Interface dataset entries

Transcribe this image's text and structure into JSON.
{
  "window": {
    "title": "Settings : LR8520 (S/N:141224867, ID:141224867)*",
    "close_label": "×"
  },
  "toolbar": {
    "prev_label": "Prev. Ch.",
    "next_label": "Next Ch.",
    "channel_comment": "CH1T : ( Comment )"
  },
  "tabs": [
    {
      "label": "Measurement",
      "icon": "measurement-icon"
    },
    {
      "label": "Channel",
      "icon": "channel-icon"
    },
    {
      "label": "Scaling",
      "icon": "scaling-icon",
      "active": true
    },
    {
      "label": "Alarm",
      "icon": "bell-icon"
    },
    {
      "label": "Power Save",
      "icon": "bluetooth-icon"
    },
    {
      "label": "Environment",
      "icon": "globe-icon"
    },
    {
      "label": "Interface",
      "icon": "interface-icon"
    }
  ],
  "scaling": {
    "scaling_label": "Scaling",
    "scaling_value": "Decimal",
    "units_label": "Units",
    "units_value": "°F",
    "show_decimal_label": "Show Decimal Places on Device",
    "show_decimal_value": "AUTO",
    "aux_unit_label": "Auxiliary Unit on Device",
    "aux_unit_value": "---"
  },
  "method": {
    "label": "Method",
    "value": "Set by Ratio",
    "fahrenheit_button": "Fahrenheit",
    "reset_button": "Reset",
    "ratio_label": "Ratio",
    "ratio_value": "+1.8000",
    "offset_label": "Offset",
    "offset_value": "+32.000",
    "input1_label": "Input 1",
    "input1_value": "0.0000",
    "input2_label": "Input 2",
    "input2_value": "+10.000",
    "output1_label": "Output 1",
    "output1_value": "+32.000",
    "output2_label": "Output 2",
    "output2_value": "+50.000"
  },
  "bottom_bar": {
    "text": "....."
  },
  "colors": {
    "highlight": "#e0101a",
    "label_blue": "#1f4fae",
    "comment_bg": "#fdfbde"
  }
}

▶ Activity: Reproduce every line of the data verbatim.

▶ Expected output:
Transcribe this image's text and structure into JSON.
{
  "window": {
    "title": "Settings : LR8520 (S/N:141224867, ID:141224867)*",
    "close_label": "×"
  },
  "toolbar": {
    "prev_label": "Prev. Ch.",
    "next_label": "Next Ch.",
    "channel_comment": "CH1T : ( Comment )"
  },
  "tabs": [
    {
      "label": "Measurement",
      "icon": "measurement-icon"
    },
    {
      "label": "Channel",
      "icon": "channel-icon"
    },
    {
      "label": "Scaling",
      "icon": "scaling-icon",
      "active": true
    },
    {
      "label": "Alarm",
      "icon": "bell-icon"
    },
    {
      "label": "Power Save",
      "icon": "bluetooth-icon"
    },
    {
      "label": "Environment",
      "icon": "globe-icon"
    },
    {
      "label": "Interface",
      "icon": "interface-icon"
    }
  ],
  "scaling": {
    "scaling_label": "Scaling",
    "scaling_value": "Decimal",
    "units_label": "Units",
    "units_value": "°F",
    "show_decimal_label": "Show Decimal Places on Device",
    "show_decimal_value": "AUTO",
    "aux_unit_label": "Auxiliary Unit on Device",
    "aux_unit_value": "---"
  },
  "method": {
    "label": "Method",
    "value": "Set by Ratio",
    "fahrenheit_button": "Fahrenheit",
    "reset_button": "Reset",
    "ratio_label": "Ratio",
    "ratio_value": "+1.8000",
    "offset_label": "Offset",
    "offset_value": "+32.000",
    "input1_label": "Input 1",
    "input1_value": "0.0000",
    "input2_label": "Input 2",
    "input2_value": "+10.000",
    "output1_label": "Output 1",
    "output1_value": "+32.000",
    "output2_label": "Output 2",
    "output2_value": "+50.000"
  },
  "bottom_bar": {
    "text": "....."
  },
  "colors": {
    "highlight": "#e0101a",
    "label_blue": "#1f4fae",
    "comment_bg": "#fdfbde"
  }
}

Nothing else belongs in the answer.